Other supporting actors of note include Tommy Lee Jones as a crotchety general cut from the same cloth as Patton.  Neal McDonough (Walking Tall, Minority Report, Star Trek: First Contact, Timeline) comes right off the comic page, maybe more than anyone, as the Scottish, larger than life, handle bar moustached Dum-Dum Dugan.  J.J. Feild plays a British member of the team straight out of Bridge on the River Kwai.  Kenneth Choi and Derek Luke are refreshing additions, showing a Japanese- and African-American taking the fight to the Nazis.  The film does its best to avoid a standard romantic subplot, but for those that need it, Hayley Atwell fills the part well (but why again we have another superhero story needing a European-accented leading woman makes no sense to me; she’s an American officer after all).

With all the new composers on the scene this summer, it is also welcome to have a tried and true master like Alan Silvestri (Romancing the Stone, Back to the Future, Predator, Who Framed Roger Rabbit, The Abyss, Forrest Gump, Eraser, The Mummy Returns, Van Helsing, G.I. Joe: Rise of Cobra) with a lively musical score.  Along with the music, the costume design was dead on, and the art and set design was great–including creating futuristic machines of the day that seemed to be derived from World War II airplane engines and parts.

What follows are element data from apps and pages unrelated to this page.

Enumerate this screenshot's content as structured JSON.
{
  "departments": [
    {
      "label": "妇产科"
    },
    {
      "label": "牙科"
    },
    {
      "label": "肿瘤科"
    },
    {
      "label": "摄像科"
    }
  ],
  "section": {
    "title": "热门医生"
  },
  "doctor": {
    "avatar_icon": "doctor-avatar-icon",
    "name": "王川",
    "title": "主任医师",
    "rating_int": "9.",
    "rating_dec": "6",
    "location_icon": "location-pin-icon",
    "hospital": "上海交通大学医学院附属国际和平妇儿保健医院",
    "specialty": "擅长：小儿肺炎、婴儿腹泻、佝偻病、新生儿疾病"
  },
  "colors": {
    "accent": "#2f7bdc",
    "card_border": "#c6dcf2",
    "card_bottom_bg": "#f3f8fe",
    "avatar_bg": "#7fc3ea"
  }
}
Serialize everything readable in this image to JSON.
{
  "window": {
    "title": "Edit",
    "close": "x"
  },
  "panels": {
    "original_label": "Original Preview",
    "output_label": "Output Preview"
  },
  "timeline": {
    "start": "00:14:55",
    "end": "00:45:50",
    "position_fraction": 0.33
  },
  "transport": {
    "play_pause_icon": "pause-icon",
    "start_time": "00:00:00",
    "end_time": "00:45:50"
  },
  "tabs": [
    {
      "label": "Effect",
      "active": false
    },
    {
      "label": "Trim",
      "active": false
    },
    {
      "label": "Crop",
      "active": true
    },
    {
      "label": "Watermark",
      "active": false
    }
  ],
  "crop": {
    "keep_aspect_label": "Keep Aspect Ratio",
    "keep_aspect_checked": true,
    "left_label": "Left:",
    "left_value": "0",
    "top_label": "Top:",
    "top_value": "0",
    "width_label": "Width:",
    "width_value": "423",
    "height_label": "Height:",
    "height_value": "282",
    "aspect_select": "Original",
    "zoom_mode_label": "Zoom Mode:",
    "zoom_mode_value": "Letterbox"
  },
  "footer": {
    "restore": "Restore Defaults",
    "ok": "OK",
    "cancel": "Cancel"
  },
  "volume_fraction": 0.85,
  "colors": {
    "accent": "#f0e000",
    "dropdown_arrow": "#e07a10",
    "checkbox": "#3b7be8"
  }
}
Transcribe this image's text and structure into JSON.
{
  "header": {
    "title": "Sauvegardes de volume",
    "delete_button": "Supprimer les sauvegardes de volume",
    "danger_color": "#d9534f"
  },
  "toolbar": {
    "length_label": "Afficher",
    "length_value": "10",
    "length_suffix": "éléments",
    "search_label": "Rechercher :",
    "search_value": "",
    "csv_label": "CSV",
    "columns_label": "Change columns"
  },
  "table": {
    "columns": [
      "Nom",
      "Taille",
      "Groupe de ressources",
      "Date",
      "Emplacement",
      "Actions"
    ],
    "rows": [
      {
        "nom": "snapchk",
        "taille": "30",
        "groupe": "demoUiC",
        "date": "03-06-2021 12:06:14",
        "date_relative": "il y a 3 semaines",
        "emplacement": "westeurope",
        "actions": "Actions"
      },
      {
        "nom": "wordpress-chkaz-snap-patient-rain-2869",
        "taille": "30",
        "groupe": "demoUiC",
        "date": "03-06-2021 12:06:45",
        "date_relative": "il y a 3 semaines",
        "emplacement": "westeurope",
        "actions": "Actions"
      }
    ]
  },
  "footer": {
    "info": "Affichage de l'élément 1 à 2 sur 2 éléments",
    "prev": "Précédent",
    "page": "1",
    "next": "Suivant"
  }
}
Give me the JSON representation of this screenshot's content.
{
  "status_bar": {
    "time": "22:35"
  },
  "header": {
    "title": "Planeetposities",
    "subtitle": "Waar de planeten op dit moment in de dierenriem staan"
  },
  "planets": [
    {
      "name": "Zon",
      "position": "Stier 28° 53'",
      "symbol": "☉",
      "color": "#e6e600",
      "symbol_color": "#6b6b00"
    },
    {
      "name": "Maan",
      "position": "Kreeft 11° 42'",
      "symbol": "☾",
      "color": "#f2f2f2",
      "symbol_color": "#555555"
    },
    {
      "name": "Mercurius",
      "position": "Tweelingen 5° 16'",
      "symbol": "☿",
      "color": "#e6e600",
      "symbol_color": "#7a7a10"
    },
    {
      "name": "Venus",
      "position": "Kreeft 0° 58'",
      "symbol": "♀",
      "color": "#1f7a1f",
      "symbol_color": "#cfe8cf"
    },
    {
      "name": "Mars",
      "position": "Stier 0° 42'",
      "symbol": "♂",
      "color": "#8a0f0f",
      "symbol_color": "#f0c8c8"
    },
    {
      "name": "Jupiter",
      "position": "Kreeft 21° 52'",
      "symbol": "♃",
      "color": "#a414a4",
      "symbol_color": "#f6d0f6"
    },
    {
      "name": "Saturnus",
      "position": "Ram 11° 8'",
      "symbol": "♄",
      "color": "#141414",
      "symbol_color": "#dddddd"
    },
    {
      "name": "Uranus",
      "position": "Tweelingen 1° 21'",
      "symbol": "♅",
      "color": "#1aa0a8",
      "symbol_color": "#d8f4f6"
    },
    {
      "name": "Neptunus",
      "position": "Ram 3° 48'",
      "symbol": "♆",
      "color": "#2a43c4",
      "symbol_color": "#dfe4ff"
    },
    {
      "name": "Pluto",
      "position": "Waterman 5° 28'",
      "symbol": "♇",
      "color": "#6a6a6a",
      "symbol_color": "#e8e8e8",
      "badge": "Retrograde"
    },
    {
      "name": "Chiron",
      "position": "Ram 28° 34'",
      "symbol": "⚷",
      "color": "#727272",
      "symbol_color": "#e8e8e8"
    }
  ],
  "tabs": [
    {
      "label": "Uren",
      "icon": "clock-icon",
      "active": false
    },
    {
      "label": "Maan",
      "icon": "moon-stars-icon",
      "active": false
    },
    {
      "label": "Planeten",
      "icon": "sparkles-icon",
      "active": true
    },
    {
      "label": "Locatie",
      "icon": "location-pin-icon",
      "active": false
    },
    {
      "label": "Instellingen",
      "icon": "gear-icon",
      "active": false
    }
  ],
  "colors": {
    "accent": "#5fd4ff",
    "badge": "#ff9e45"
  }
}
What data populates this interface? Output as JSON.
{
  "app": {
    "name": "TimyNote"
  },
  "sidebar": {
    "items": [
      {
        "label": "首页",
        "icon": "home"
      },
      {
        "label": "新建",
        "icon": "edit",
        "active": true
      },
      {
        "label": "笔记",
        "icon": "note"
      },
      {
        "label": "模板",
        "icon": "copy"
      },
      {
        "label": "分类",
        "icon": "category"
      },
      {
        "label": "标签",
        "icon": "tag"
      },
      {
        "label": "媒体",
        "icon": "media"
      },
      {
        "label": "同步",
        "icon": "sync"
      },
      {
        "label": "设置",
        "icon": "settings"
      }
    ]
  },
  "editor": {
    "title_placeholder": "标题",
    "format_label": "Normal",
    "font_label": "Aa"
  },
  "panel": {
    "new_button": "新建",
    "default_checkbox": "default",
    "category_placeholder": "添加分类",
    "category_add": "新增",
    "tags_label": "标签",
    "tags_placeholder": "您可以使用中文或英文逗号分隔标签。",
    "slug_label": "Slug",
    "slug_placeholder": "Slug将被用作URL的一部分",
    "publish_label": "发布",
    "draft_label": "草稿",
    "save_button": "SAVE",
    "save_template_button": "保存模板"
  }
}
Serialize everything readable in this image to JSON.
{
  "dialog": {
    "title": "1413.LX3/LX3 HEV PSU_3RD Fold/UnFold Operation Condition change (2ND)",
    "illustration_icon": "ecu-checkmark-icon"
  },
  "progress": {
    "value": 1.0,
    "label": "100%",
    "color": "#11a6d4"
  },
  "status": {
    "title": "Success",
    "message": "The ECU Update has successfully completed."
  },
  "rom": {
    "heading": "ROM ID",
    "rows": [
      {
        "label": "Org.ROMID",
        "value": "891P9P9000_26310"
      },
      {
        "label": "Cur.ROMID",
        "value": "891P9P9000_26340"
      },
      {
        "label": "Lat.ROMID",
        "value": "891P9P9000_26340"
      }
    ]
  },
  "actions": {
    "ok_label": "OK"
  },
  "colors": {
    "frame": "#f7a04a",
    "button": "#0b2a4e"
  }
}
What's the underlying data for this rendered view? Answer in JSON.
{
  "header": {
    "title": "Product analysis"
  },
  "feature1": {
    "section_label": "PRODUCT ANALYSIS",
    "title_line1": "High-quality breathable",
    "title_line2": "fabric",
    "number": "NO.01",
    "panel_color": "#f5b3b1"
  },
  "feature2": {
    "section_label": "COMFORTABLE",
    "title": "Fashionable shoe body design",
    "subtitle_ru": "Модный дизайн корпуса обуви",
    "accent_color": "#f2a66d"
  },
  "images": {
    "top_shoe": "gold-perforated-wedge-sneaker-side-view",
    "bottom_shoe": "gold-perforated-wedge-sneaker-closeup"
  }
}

As for the villains, Weaving’s Red Skull and Peter Lorre-inspired Doctor Zola, played by Toby Jones, are the perfect villains we love to hate, straight out of Raiders of the Lost Ark.  For taking a tough sell and turning it into a good story–a 1940s era comic book character with a loud supersuit and trash can-shaped shield, putting him in a modern comic book universe, staying true to the mythos, appealing to a modern audience’s scrutiny, for filling a theater a month after its release, and making us care about the character’s plight–Captain America:  The First Avenger gets 4.5 of 5 stars.

Captain America: The First Avenger is in theaters.